Half of UK workers returned to the workplace in the last week of August, the highest number since lockdown measures were introduced by the government in March, according to data from the Office for National Statistics.
A weekly survey by the ONS, published on Friday, showed that 50 per cent of workers returned to their place of work between August 26 and 30, up from 30 per cent in June.
With more people expected to return to work next week — the first full working week following the summer holidays — the data will be a boost for Boris Johnson who has been encouraging staff to go back to their workplaces, particularly in city centres, which have been hit hard by lockdown measures.
“This trend is likely to continue especially now that schools have reopened,” said Thomas Pugh, UK economist at research firm Capital Economics.
The ONS data showed that 7 per cent of workers were splitting their time between the office and working from home, a proportion largely unchanged since May.
In contrast, those who only worked from home, which has become more the norm for white-collar workers during the coronavirus pandemic, shrank to 20 per cent at the end of August, down from 38 per cent in June.
“The uptick in the number of people going back to work coincides with the resurgence in activity in the hospitality sector over the summer, which was aided by the government’s eat out scheme and by more people choosing to spend their summer holiday in the UK,” said Yael Selfin, chief economist at KPMG UK.
Meanwhile, Mr Pugh pointed out that the sharp rise in the number of people travelling to work was likely to benefit the transport sector, which makes up about 4 per cent of GDP and was still about 25 per cent below its pre-crisis level in June.
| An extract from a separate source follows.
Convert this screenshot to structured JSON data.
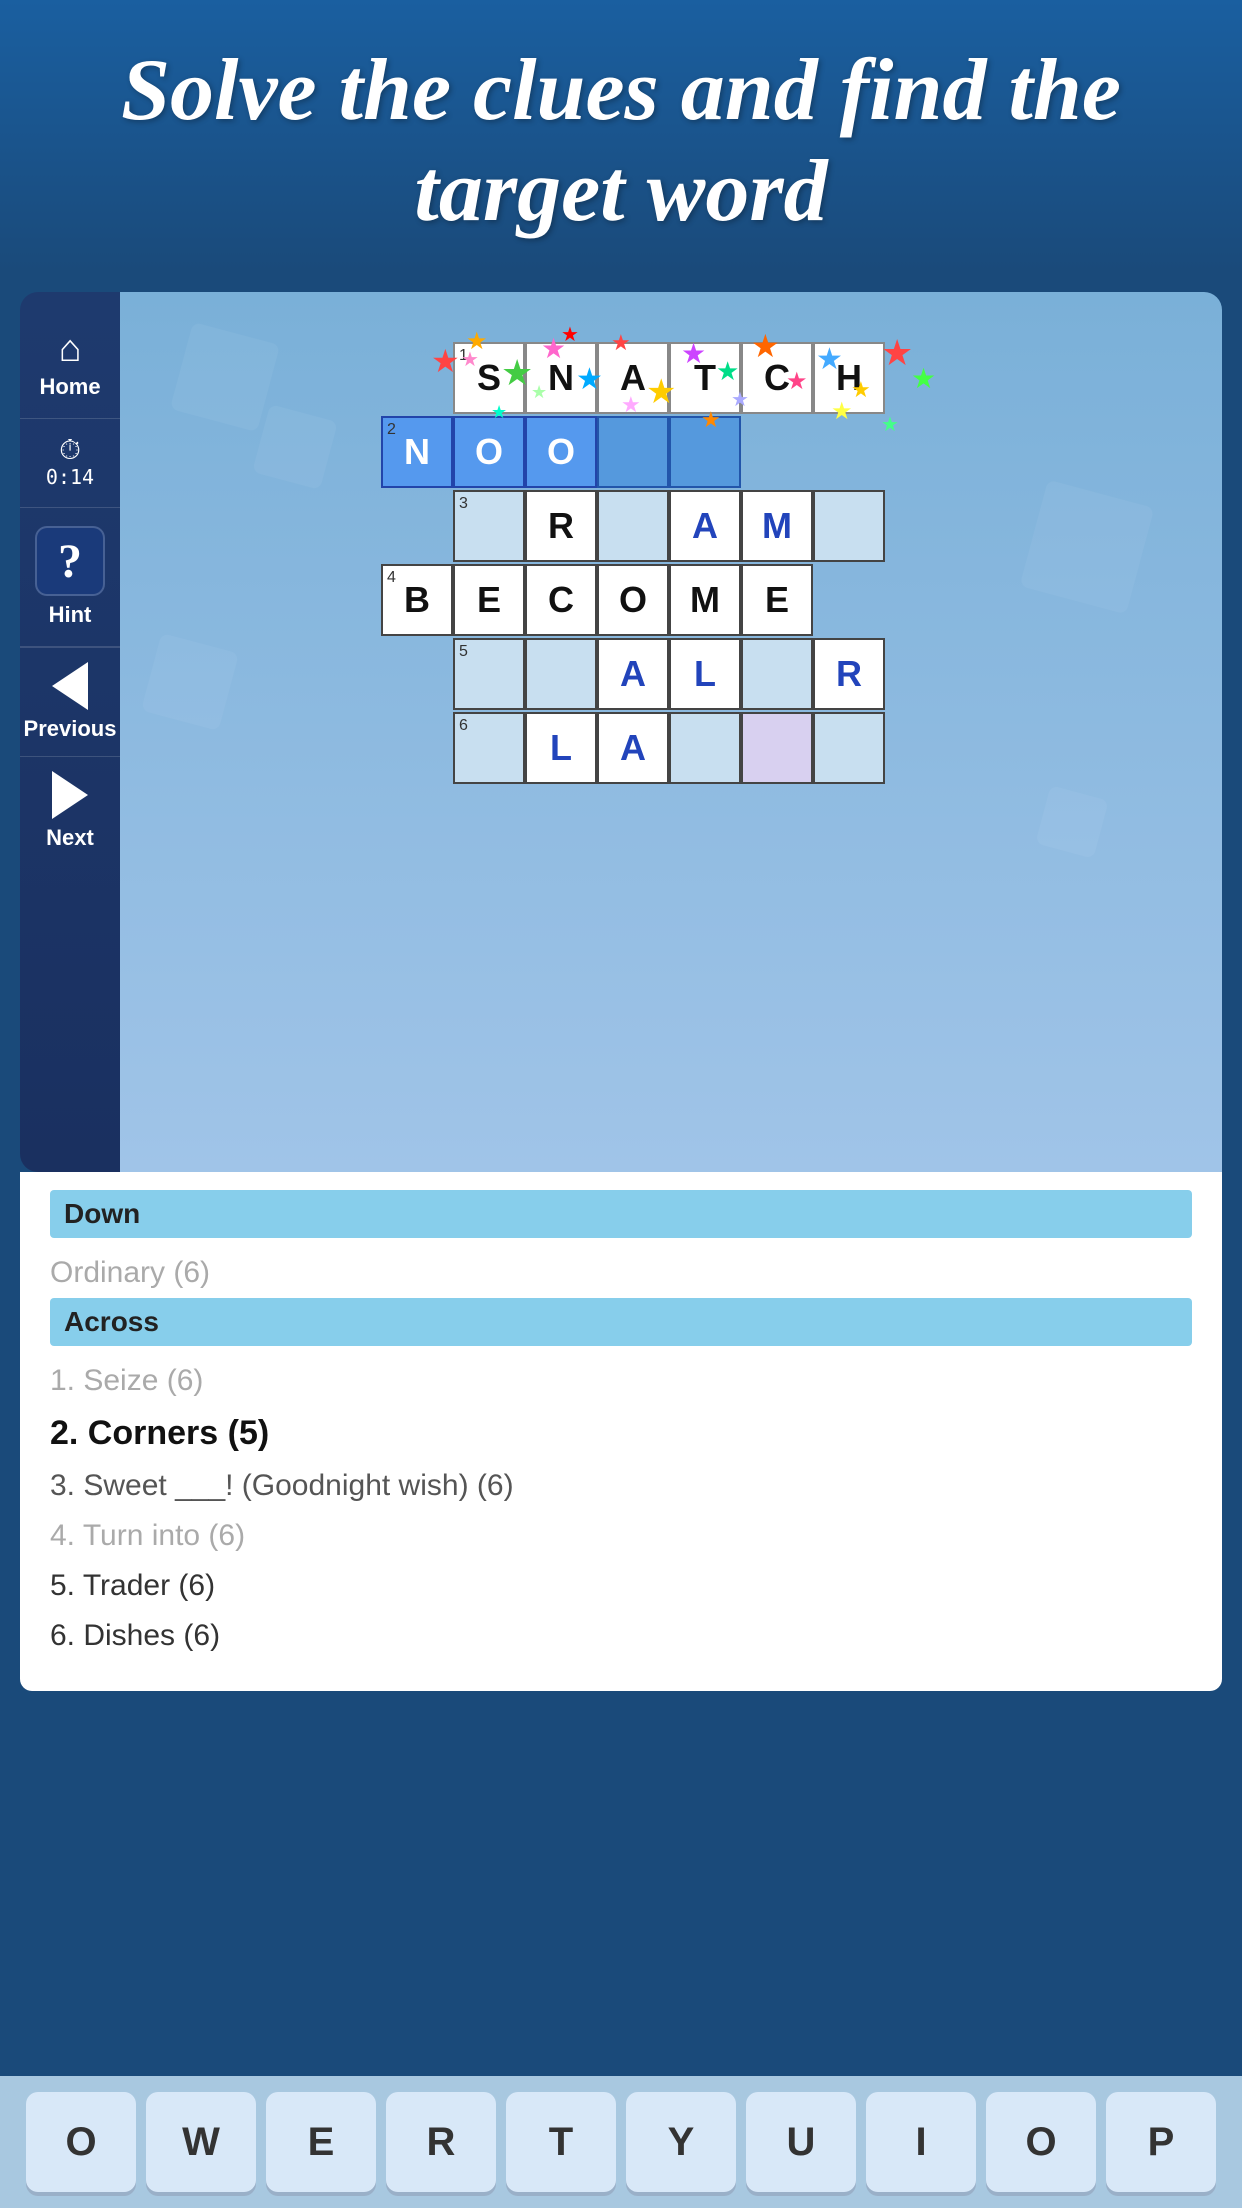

Analysts say that the reopening of the economy and higher mobility will contribute to a strong economic rebound in the third quarter, albeit to below pre-pandemic levels, followed by moderate growth in the final three months.
However, Andrew Goodwin, chief UK economist at Oxford Economics, warned that a return to economic normality could be held back by sectors still grappling with social distancing measures.
Many companies in the hospitality sector “face operating well below pre-pandemic capacity for months or even years, even if commuters return to city centres”, Mr Goodwin said.
Looking further down the line, growth and consumer spending “could be constrained after the third quarter by a combination of cautious consumers, significantly higher unemployment and limited pay,” said Howard Archer, chief economic adviser to the EY Item Club, a consultancy.
The scale of the challenge for city centres was laid bare by separate data released on Friday by the British Retail Consortium. In August, high street retail footfall, which measures the number of people visiting stores, was down 42 per cent compared with the same month last year, a much sharper fall than the 11 per cent decline for retail parks.